▸ Exercise directions
Show all lines from the records below in which the string "Google" is present.

----------

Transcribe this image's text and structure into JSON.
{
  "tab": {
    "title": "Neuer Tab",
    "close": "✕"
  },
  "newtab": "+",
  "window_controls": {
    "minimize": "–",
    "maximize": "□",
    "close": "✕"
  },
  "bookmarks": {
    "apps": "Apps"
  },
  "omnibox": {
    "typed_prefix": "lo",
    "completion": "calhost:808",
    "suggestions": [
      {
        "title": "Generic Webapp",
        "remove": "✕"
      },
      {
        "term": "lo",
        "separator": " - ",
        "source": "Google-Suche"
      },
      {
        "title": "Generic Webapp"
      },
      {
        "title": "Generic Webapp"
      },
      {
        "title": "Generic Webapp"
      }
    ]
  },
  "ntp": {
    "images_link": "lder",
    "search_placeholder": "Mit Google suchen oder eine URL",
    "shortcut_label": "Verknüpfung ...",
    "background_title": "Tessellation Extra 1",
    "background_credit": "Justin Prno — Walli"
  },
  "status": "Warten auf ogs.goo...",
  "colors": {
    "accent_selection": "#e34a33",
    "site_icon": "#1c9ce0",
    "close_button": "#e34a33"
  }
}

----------

▸ Result for this task
        "source": "Google-Suche"
    "search_placeholder": "Mit Google suchen oder eine URL",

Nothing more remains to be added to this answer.